DOT production unit

The shape of the splashes of Au or Pt depends on the process conditions. Ionbond has run an extensive test program to define a safe operating window. A typical example of a surface of stainless steel, first PVD coated with a thin Ti layer and then coated with Au DOTs, is shown.

Au DOTs on Ti coated stainless steel

The effective surface coverage of the DOTs can be steered by the process conditions of the flame spray process. The effective surface coverage is driving the ICR values of the BPP. A higher coverage results in lower ICR values.
The corrosion protection is set by the TiO2 layer as formed by a thermal heat treatment process after the spraying of the droplets. To test the influence of the thickness of the Ti layer on corrosion and ICR of stainless steel BPPs, three different thicknesses of PVD Ti were tested: 50 nm, 100 nm, 200 nm. Ti was oxidized after the Au DOTs were deposited. ZBT measured ICR values before and after 24 h static polarization. The results are shown in the upper figure on the right. There is only a small shift in the ICR, but there is not a significant influence of the Ti thickness on ICR before and after polarization.

The risk for hydrogen embrittlement is also considerably reduced by the TiO2 barrier coating.

For Ti BPPs, frequently used in electrolyzers, Pt DOTs have been sprayed and the ICR has been measured for various surface coverage percentages.

The lower figure on the right shows that ICR below 10 mΩ∙cm2 is reached already at a surface coverage of 2%.

Future outlook

It has been demonstrated that stainless steel BPPs can be coated in mass volume economically and with high quality using a stack of a base layer of metal and a thin coating of carbon on top for both passenger as well as commercial vehicle applications. Hauzer has designed coating equipment for mass volume production with yearly volumes of over 10 million parts.

For applications where expected lifetimes are higher an alternative has been designed based on highly conductive paths of Au and/or Pt droplets, with a layer of TiO2 in between the highly conductive droplets. TiO2 prevents further corrosion and also reduces hydrogen embrittlement of Ti BPPs. Further enhancements can be expected by further optimization of the precious metal usage through optimization of the spray conditions, splash shapes, and BPP surface preparations. A new vertically based machine concept is in the engineering stage for further throughput increase as well as more ergonomic running and maintenance by Ionbond employees.
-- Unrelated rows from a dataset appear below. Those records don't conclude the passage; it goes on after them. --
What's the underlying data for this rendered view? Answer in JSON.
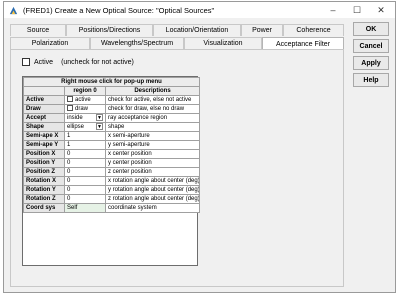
{
  "window": {
    "title": "(FRED1) Create a New Optical Source: \"Optical Sources\"",
    "controls": [
      "–",
      "☐",
      "✕"
    ]
  },
  "tabs_row1": [
    "Source",
    "Positions/Directions",
    "Location/Orientation",
    "Power",
    "Coherence"
  ],
  "tabs_row2": [
    "Polarization",
    "Wavelengths/Spectrum",
    "Visualization",
    "Acceptance Filter"
  ],
  "active_checkbox": {
    "label": "Active",
    "hint": "(uncheck for not active)"
  },
  "grid": {
    "title": "Right mouse click for pop-up menu",
    "header": [
      "",
      "region 0",
      "Descriptions"
    ],
    "rows": [
      {
        "label": "Active",
        "value": "active",
        "desc": "check for active, else not active"
      },
      {
        "label": "Draw",
        "value": "draw",
        "desc": "check for draw, else no draw"
      },
      {
        "label": "Accept",
        "value": "inside",
        "desc": "ray acceptance region"
      },
      {
        "label": "Shape",
        "value": "ellipse",
        "desc": "shape"
      },
      {
        "label": "Semi-ape X",
        "value": "1",
        "desc": "x semi-aperture"
      },
      {
        "label": "Semi-ape Y",
        "value": "1",
        "desc": "y semi-aperture"
      },
      {
        "label": "Position X",
        "value": "0",
        "desc": "x center position"
      },
      {
        "label": "Position Y",
        "value": "0",
        "desc": "y center position"
      },
      {
        "label": "Position Z",
        "value": "0",
        "desc": "z center position"
      },
      {
        "label": "Rotation X",
        "value": "0",
        "desc": "x rotation angle about center (deg)"
      },
      {
        "label": "Rotation Y",
        "value": "0",
        "desc": "y rotation angle about center (deg)"
      },
      {
        "label": "Rotation Z",
        "value": "0",
        "desc": "z rotation angle about center (deg)"
      },
      {
        "label": "Coord sys",
        "value": "Self",
        "desc": "coordinate system"
      }
    ]
  },
  "buttons": {
    "ok": "OK",
    "cancel": "Cancel",
    "apply": "Apply",
    "help": "Help"
  }
}
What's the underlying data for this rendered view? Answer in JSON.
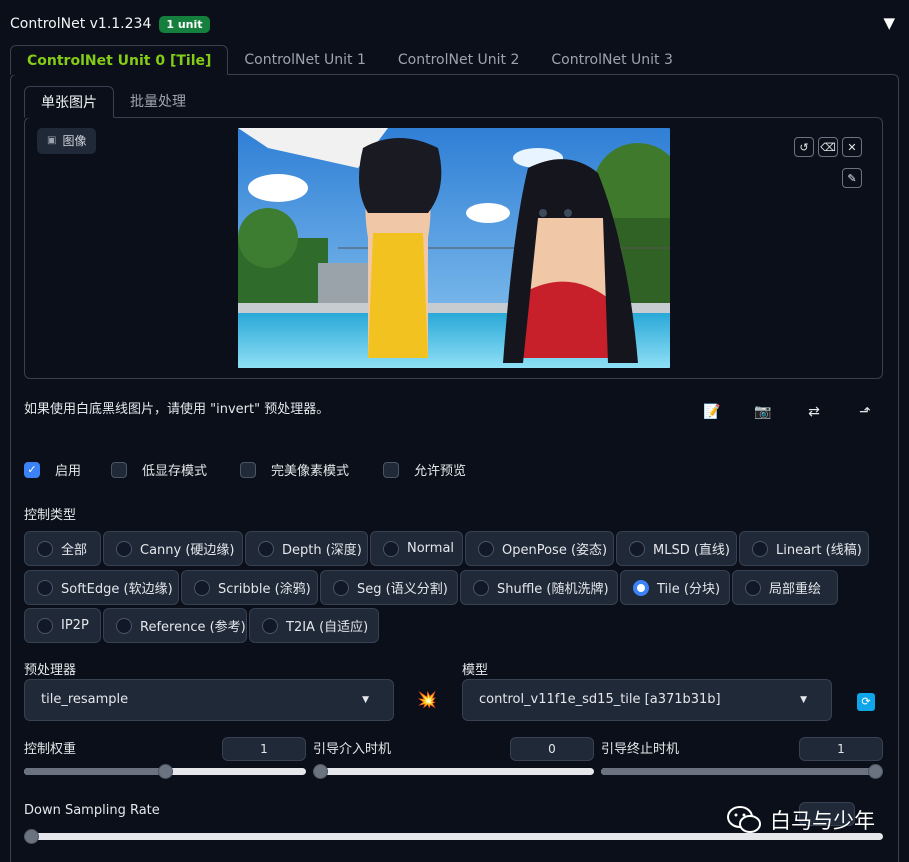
{
  "header": {
    "title": "ControlNet v1.1.234",
    "badge": "1 unit",
    "collapse_icon": "triangle-down-icon"
  },
  "unit_tabs": [
    {
      "label": "ControlNet Unit 0 [Tile]",
      "active": true
    },
    {
      "label": "ControlNet Unit 1",
      "active": false
    },
    {
      "label": "ControlNet Unit 2",
      "active": false
    },
    {
      "label": "ControlNet Unit 3",
      "active": false
    }
  ],
  "image_tabs": [
    {
      "label": "单张图片",
      "active": true
    },
    {
      "label": "批量处理",
      "active": false
    }
  ],
  "image_panel": {
    "label": "图像",
    "tools": [
      "undo-icon",
      "eraser-icon",
      "close-icon",
      "brush-icon"
    ]
  },
  "hint": "如果使用白底黑线图片，请使用 \"invert\" 预处理器。",
  "actions": [
    "notepad-icon",
    "camera-icon",
    "swap-icon",
    "send-icon"
  ],
  "checkboxes": [
    {
      "label": "启用",
      "checked": true
    },
    {
      "label": "低显存模式",
      "checked": false
    },
    {
      "label": "完美像素模式",
      "checked": false
    },
    {
      "label": "允许预览",
      "checked": false
    }
  ],
  "control_type": {
    "label": "控制类型",
    "options": [
      "全部",
      "Canny (硬边缘)",
      "Depth (深度)",
      "Normal",
      "OpenPose (姿态)",
      "MLSD (直线)",
      "Lineart (线稿)",
      "SoftEdge (软边缘)",
      "Scribble (涂鸦)",
      "Seg (语义分割)",
      "Shuffle (随机洗牌)",
      "Tile (分块)",
      "局部重绘",
      "IP2P",
      "Reference (参考)",
      "T2IA (自适应)"
    ],
    "selected": "Tile (分块)"
  },
  "preprocessor": {
    "label": "预处理器",
    "value": "tile_resample"
  },
  "model": {
    "label": "模型",
    "value": "control_v11f1e_sd15_tile [a371b31b]"
  },
  "sliders": {
    "weight": {
      "label": "控制权重",
      "value": "1",
      "fraction": 0.5
    },
    "start": {
      "label": "引导介入时机",
      "value": "0",
      "fraction": 0.0
    },
    "end": {
      "label": "引导终止时机",
      "value": "1",
      "fraction": 1.0
    },
    "down_sampling": {
      "label": "Down Sampling Rate",
      "fraction": 0.0
    }
  },
  "watermark": {
    "text": "白马与少年",
    "icon": "wechat-icon"
  },
  "colors": {
    "accent": "#84cc16",
    "badge": "#15803d",
    "primary": "#3b82f6",
    "background": "#0b0f19"
  }
}
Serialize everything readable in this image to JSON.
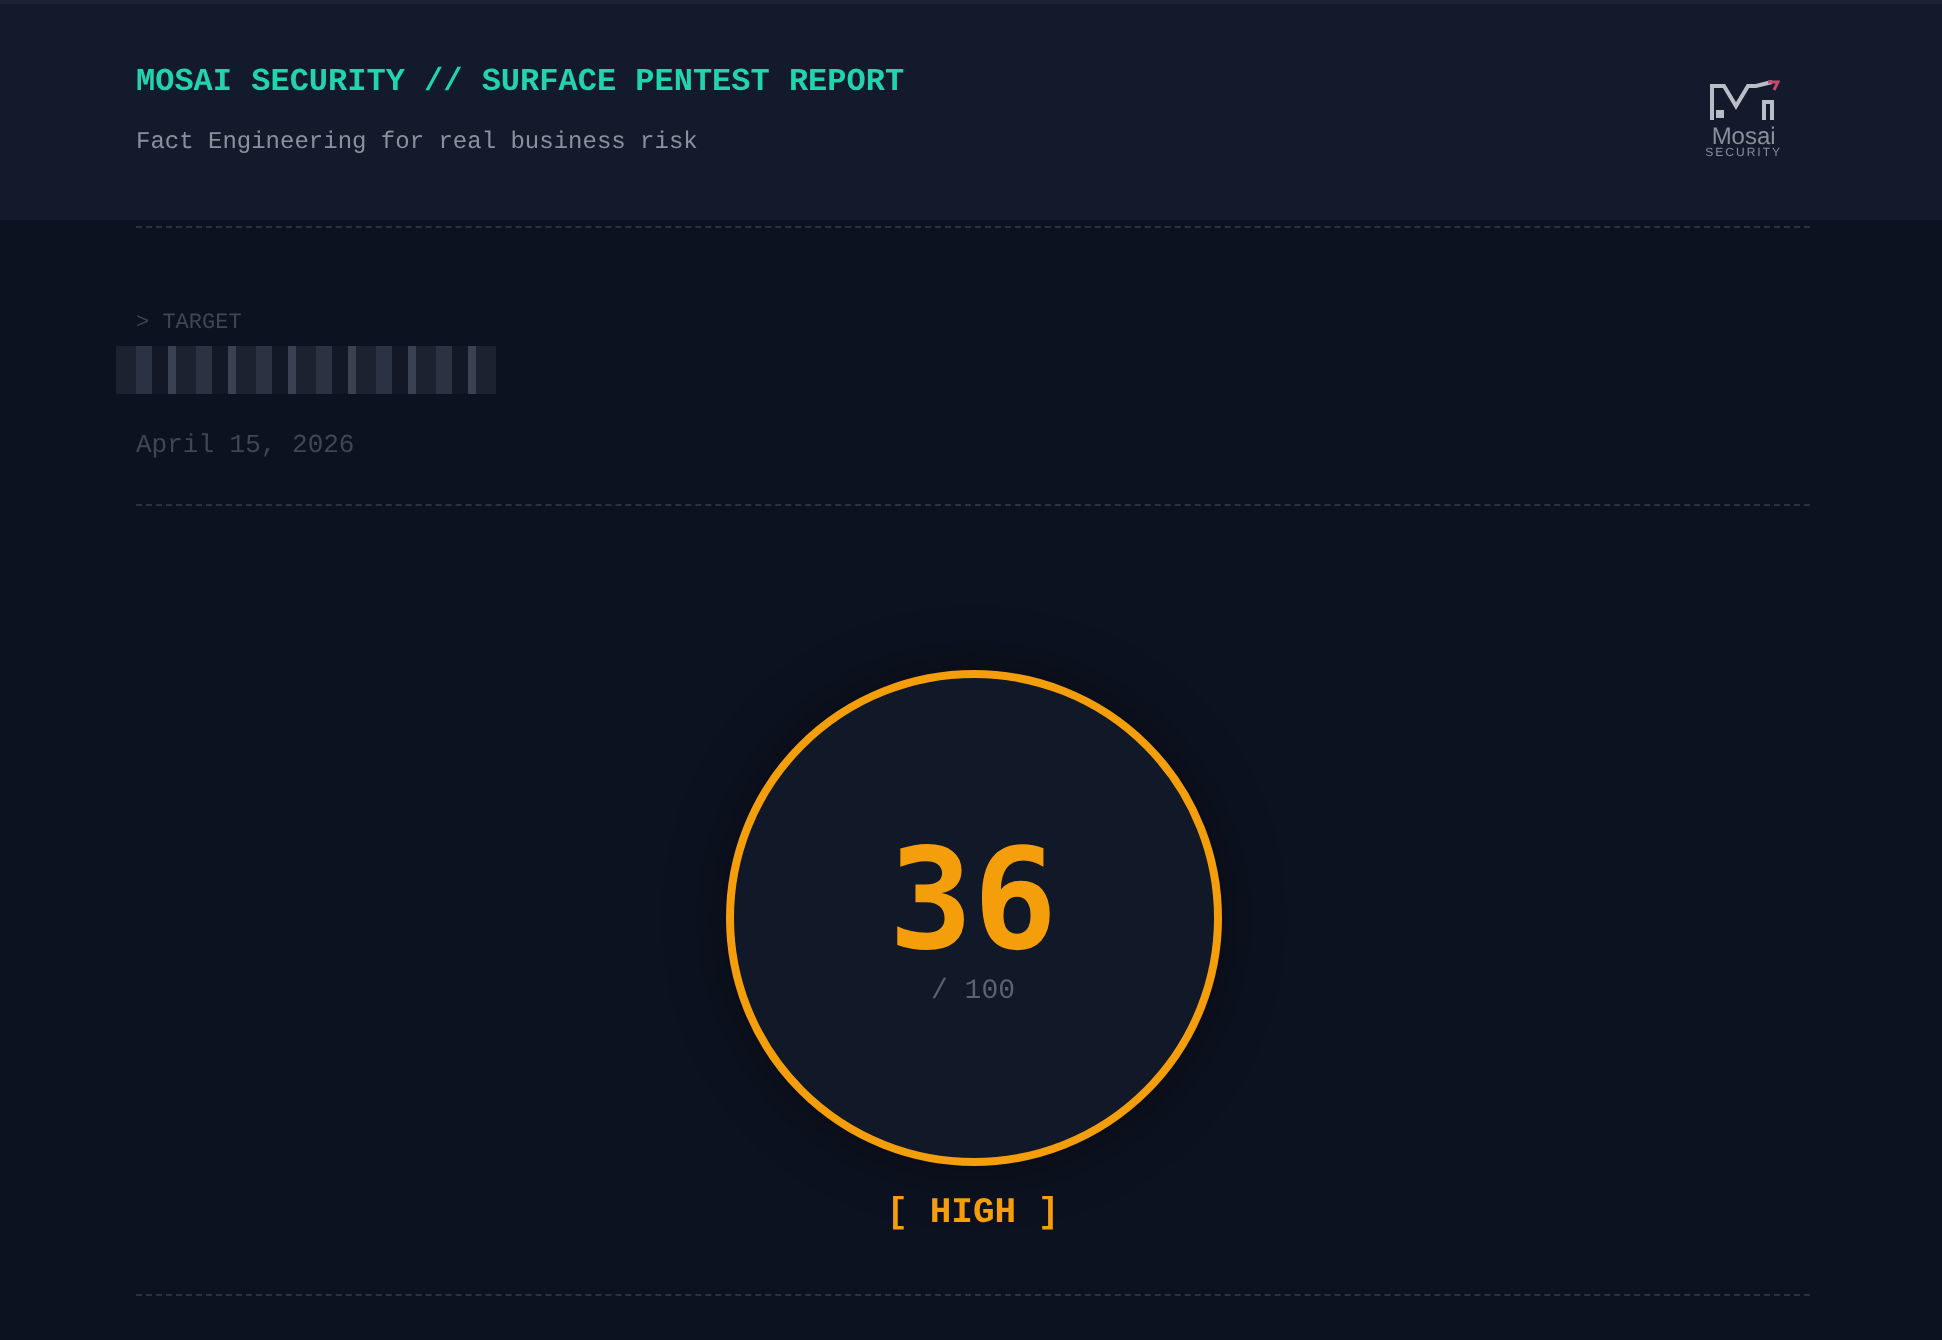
{
  "header": {
    "title": "MOSAI SECURITY // SURFACE PENTEST REPORT",
    "subtitle": "Fact Engineering for real business risk",
    "logo": {
      "name": "Mosai",
      "tagline": "SECURITY"
    }
  },
  "target": {
    "label": "> TARGET",
    "redacted": true,
    "date": "April 15, 2026"
  },
  "score": {
    "value": "36",
    "max": "/ 100",
    "rating": "[ HIGH ]",
    "kind": "high"
  }
}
By improving the performance and the productivity of FC’s and electrolyzers, through coating technologies, IHI contributes to global decarbonization.